JAIC 2001, Volume 40, Number 1, Article 1 (pp. 01 to 14)

CONSERVATION OF CHINESE SHADOW FIGURES: INVESTIGATIONS INTO THEIR MANUFACTURE, STORAGE, AND TREATMENT

LISA KRONTHAL


Fig. 1. Shadow figure, Beijing, East City type, 30 x 16 cm, from the Anthropology Division Collections, American Museum of Natural History, no. 70/10181


1 INTRODUCTION

Asian shadow theater is a dramatic art form that has survived centuries to tell historic tales and myths that remain relevant in contemporary cultures and societies. A comprehensive collection of 19th-century Beijing, East City, type shadow figures was acquired for the American Museum of Natural History (AMNH) by the renowned sinologist and ethnographer Berthold Laufer (187?–1934). The small skin figures were carved and painted to project vividly colored and detailed images upon the screen. Articulated limbs, detachable heads, and magnificent scenery enhance the fantastic stories and tales (fig. 1). There are similar collections of East City type shadow figures in the United States and Europe.1 The puppets within these collections have comparable condition issues due to a traditionally applied coating that remains sticky over time and to the inherent fragility of the finely carved skin, which is prone to tears and losses. The AMNH archives contain extensive correspondence between the keepers of these collections, primarily concerning the problematic coating. These documents show a clear attempt to resolve condition issues using a variety of materials and techniques, including applying Scotch tape for tear repair, sandwiching puppets between sheets of waxed paper, and completely removing the coating. Once considered acceptable, these methods of treatment are no longer used, as they often left individual puppets as well as whole collections irreversibly damaged.
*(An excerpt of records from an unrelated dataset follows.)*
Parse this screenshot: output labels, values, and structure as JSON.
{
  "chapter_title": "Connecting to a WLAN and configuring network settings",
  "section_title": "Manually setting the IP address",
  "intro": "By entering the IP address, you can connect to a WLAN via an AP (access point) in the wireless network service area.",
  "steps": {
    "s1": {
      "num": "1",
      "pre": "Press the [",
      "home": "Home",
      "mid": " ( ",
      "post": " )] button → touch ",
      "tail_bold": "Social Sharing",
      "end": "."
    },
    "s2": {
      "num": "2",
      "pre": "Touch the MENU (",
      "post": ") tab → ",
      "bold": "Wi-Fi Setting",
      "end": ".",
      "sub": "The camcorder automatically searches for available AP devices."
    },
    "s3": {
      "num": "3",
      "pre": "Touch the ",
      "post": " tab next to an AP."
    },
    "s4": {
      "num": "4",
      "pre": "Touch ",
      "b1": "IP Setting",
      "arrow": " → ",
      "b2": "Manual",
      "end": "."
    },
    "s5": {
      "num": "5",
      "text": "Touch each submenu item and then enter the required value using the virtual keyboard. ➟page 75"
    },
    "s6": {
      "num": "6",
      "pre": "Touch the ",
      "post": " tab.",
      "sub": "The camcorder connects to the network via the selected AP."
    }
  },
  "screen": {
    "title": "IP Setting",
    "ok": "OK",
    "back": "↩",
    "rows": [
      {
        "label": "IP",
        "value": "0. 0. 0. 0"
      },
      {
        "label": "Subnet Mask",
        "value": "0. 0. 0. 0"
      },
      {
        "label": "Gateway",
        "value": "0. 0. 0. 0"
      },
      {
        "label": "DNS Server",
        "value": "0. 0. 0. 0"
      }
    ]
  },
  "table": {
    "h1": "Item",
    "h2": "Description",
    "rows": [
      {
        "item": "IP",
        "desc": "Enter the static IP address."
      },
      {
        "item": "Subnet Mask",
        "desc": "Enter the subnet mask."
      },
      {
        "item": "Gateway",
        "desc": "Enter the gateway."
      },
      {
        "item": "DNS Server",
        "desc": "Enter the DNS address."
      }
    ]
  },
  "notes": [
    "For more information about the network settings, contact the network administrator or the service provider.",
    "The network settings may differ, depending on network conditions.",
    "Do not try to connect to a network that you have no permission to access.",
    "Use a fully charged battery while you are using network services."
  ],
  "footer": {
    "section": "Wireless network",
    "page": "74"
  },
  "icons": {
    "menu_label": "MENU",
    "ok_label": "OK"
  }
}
Although the coating is problematic, its historic importance makes its removal unacceptable. Its preservation was considered paramount in this project, and treatment procedures that were compatible with it needed development. Additionally, a storage system that would resolve the problems encountered in the past would also need to be designed.


Copyright 2001 American Institution for Conservation of Historic & Artistic Works